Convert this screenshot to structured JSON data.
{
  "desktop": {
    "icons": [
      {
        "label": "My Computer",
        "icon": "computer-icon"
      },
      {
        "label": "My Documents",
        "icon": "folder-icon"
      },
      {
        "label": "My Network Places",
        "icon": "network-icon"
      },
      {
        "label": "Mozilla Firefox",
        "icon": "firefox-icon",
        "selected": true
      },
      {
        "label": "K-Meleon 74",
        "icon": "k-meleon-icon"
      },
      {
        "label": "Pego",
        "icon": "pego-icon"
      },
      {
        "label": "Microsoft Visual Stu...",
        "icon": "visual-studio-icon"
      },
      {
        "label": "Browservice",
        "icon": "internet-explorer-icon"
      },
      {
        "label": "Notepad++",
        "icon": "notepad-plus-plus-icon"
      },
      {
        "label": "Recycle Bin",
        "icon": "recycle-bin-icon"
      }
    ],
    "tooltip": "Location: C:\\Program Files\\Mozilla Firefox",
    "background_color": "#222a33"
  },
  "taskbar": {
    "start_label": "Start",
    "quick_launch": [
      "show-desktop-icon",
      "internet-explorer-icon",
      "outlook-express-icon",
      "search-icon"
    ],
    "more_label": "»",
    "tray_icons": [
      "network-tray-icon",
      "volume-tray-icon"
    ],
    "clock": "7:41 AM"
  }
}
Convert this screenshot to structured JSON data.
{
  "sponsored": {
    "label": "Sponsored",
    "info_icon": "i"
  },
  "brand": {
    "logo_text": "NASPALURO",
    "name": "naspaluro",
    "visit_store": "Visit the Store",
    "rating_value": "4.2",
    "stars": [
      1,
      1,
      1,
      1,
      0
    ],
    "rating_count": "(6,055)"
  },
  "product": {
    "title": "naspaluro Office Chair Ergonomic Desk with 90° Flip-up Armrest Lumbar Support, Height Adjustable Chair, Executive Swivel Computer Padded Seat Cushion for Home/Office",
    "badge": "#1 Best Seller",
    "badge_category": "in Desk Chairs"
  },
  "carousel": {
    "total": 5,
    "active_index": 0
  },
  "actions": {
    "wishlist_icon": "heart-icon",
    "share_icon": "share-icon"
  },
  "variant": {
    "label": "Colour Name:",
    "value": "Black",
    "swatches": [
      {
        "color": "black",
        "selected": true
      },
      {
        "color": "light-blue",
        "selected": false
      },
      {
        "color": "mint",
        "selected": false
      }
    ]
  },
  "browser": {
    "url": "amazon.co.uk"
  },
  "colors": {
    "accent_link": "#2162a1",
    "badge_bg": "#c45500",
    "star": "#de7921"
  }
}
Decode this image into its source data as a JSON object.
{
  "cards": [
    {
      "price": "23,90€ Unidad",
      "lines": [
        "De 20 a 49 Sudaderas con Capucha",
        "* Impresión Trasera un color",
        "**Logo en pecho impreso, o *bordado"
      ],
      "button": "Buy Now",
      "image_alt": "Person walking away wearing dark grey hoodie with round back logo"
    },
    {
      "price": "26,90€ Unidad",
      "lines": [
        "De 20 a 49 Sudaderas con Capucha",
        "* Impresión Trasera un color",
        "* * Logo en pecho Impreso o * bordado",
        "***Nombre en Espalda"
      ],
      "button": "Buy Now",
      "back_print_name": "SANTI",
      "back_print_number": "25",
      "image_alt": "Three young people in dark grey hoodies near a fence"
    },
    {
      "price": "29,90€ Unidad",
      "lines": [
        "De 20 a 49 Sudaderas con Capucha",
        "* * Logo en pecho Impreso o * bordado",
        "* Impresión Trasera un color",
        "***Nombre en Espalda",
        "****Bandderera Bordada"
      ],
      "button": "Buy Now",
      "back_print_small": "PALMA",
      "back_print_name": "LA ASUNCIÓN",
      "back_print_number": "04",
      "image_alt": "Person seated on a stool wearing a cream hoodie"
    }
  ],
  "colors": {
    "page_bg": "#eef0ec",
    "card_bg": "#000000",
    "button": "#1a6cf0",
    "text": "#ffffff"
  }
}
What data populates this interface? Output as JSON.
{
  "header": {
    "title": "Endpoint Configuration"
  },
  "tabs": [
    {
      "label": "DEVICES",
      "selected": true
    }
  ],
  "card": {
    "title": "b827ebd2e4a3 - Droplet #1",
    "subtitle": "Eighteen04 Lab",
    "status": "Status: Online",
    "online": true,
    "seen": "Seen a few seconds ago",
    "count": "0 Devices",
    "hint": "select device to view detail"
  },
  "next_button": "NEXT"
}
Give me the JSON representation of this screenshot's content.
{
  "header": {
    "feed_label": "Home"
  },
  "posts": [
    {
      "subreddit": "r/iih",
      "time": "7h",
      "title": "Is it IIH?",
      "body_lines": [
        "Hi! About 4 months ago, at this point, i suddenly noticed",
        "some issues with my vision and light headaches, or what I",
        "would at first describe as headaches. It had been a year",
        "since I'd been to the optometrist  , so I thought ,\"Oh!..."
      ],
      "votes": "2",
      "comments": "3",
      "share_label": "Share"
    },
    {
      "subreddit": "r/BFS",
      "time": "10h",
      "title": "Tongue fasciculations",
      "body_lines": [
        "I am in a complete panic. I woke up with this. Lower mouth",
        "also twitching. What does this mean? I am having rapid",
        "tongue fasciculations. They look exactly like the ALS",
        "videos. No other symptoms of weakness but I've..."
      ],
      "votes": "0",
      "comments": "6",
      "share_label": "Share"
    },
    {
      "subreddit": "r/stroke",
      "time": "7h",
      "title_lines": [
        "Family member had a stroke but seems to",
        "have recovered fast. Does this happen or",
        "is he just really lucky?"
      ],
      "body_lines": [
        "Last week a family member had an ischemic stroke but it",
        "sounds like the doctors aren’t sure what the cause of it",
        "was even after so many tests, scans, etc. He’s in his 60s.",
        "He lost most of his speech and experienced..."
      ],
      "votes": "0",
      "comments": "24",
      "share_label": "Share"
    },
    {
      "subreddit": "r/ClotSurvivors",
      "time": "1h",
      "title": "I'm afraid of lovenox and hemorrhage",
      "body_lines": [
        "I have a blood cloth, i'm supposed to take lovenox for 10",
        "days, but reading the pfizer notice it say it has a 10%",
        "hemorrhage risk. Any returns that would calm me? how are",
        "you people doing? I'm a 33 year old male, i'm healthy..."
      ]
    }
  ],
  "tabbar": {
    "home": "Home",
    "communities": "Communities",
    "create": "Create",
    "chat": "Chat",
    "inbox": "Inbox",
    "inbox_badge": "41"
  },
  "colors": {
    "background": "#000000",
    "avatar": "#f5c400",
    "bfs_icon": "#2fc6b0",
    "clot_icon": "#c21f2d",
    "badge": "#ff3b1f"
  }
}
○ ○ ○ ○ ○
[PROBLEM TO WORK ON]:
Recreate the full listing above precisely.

[RESULT]:
Convert this screenshot to structured JSON data.
{
  "desktop": {
    "icons": [
      {
        "label": "My Computer",
        "icon": "computer-icon"
      },
      {
        "label": "My Documents",
        "icon": "folder-icon"
      },
      {
        "label": "My Network Places",
        "icon": "network-icon"
      },
      {
        "label": "Mozilla Firefox",
        "icon": "firefox-icon",
        "selected": true
      },
      {
        "label": "K-Meleon 74",
        "icon": "k-meleon-icon"
      },
      {
        "label": "Pego",
        "icon": "pego-icon"
      },
      {
        "label": "Microsoft Visual Stu...",
        "icon": "visual-studio-icon"
      },
      {
        "label": "Browservice",
        "icon": "internet-explorer-icon"
      },
      {
        "label": "Notepad++",
        "icon": "notepad-plus-plus-icon"
      },
      {
        "label": "Recycle Bin",
        "icon": "recycle-bin-icon"
      }
    ],
    "tooltip": "Location: C:\\Program Files\\Mozilla Firefox",
    "background_color": "#222a33"
  },
  "taskbar": {
    "start_label": "Start",
    "quick_launch": [
      "show-desktop-icon",
      "internet-explorer-icon",
      "outlook-express-icon",
      "search-icon"
    ],
    "more_label": "»",
    "tray_icons": [
      "network-tray-icon",
      "volume-tray-icon"
    ],
    "clock": "7:41 AM"
  }
}
Convert this screenshot to structured JSON data.
{
  "sponsored": {
    "label": "Sponsored",
    "info_icon": "i"
  },
  "brand": {
    "logo_text": "NASPALURO",
    "name": "naspaluro",
    "visit_store": "Visit the Store",
    "rating_value": "4.2",
    "stars": [
      1,
      1,
      1,
      1,
      0
    ],
    "rating_count": "(6,055)"
  },
  "product": {
    "title": "naspaluro Office Chair Ergonomic Desk with 90° Flip-up Armrest Lumbar Support, Height Adjustable Chair, Executive Swivel Computer Padded Seat Cushion for Home/Office",
    "badge": "#1 Best Seller",
    "badge_category": "in Desk Chairs"
  },
  "carousel": {
    "total": 5,
    "active_index": 0
  },
  "actions": {
    "wishlist_icon": "heart-icon",
    "share_icon": "share-icon"
  },
  "variant": {
    "label": "Colour Name:",
    "value": "Black",
    "swatches": [
      {
        "color": "black",
        "selected": true
      },
      {
        "color": "light-blue",
        "selected": false
      },
      {
        "color": "mint",
        "selected": false
      }
    ]
  },
  "browser": {
    "url": "amazon.co.uk"
  },
  "colors": {
    "accent_link": "#2162a1",
    "badge_bg": "#c45500",
    "star": "#de7921"
  }
}
Decode this image into its source data as a JSON object.
{
  "cards": [
    {
      "price": "23,90€ Unidad",
      "lines": [
        "De 20 a 49 Sudaderas con Capucha",
        "* Impresión Trasera un color",
        "**Logo en pecho impreso, o *bordado"
      ],
      "button": "Buy Now",
      "image_alt": "Person walking away wearing dark grey hoodie with round back logo"
    },
    {
      "price": "26,90€ Unidad",
      "lines": [
        "De 20 a 49 Sudaderas con Capucha",
        "* Impresión Trasera un color",
        "* * Logo en pecho Impreso o * bordado",
        "***Nombre en Espalda"
      ],
      "button": "Buy Now",
      "back_print_name": "SANTI",
      "back_print_number": "25",
      "image_alt": "Three young people in dark grey hoodies near a fence"
    },
    {
      "price": "29,90€ Unidad",
      "lines": [
        "De 20 a 49 Sudaderas con Capucha",
        "* * Logo en pecho Impreso o * bordado",
        "* Impresión Trasera un color",
        "***Nombre en Espalda",
        "****Bandderera Bordada"
      ],
      "button": "Buy Now",
      "back_print_small": "PALMA",
      "back_print_name": "LA ASUNCIÓN",
      "back_print_number": "04",
      "image_alt": "Person seated on a stool wearing a cream hoodie"
    }
  ],
  "colors": {
    "page_bg": "#eef0ec",
    "card_bg": "#000000",
    "button": "#1a6cf0",
    "text": "#ffffff"
  }
}
What data populates this interface? Output as JSON.
{
  "header": {
    "title": "Endpoint Configuration"
  },
  "tabs": [
    {
      "label": "DEVICES",
      "selected": true
    }
  ],
  "card": {
    "title": "b827ebd2e4a3 - Droplet #1",
    "subtitle": "Eighteen04 Lab",
    "status": "Status: Online",
    "online": true,
    "seen": "Seen a few seconds ago",
    "count": "0 Devices",
    "hint": "select device to view detail"
  },
  "next_button": "NEXT"
}
Give me the JSON representation of this screenshot's content.
{
  "header": {
    "feed_label": "Home"
  },
  "posts": [
    {
      "subreddit": "r/iih",
      "time": "7h",
      "title": "Is it IIH?",
      "body_lines": [
        "Hi! About 4 months ago, at this point, i suddenly noticed",
        "some issues with my vision and light headaches, or what I",
        "would at first describe as headaches. It had been a year",
        "since I'd been to the optometrist  , so I thought ,\"Oh!..."
      ],
      "votes": "2",
      "comments": "3",
      "share_label": "Share"
    },
    {
      "subreddit": "r/BFS",
      "time": "10h",
      "title": "Tongue fasciculations",
      "body_lines": [
        "I am in a complete panic. I woke up with this. Lower mouth",
        "also twitching. What does this mean? I am having rapid",
        "tongue fasciculations. They look exactly like the ALS",
        "videos. No other symptoms of weakness but I've..."
      ],
      "votes": "0",
      "comments": "6",
      "share_label": "Share"
    },
    {
      "subreddit": "r/stroke",
      "time": "7h",
      "title_lines": [
        "Family member had a stroke but seems to",
        "have recovered fast. Does this happen or",
        "is he just really lucky?"
      ],
      "body_lines": [
        "Last week a family member had an ischemic stroke but it",
        "sounds like the doctors aren’t sure what the cause of it",
        "was even after so many tests, scans, etc. He’s in his 60s.",
        "He lost most of his speech and experienced..."
      ],
      "votes": "0",
      "comments": "24",
      "share_label": "Share"
    },
    {
      "subreddit": "r/ClotSurvivors",
      "time": "1h",
      "title": "I'm afraid of lovenox and hemorrhage",
      "body_lines": [
        "I have a blood cloth, i'm supposed to take lovenox for 10",
        "days, but reading the pfizer notice it say it has a 10%",
        "hemorrhage risk. Any returns that would calm me? how are",
        "you people doing? I'm a 33 year old male, i'm healthy..."
      ]
    }
  ],
  "tabbar": {
    "home": "Home",
    "communities": "Communities",
    "create": "Create",
    "chat": "Chat",
    "inbox": "Inbox",
    "inbox_badge": "41"
  },
  "colors": {
    "background": "#000000",
    "avatar": "#f5c400",
    "bfs_icon": "#2fc6b0",
    "clot_icon": "#c21f2d",
    "badge": "#ff3b1f"
  }
}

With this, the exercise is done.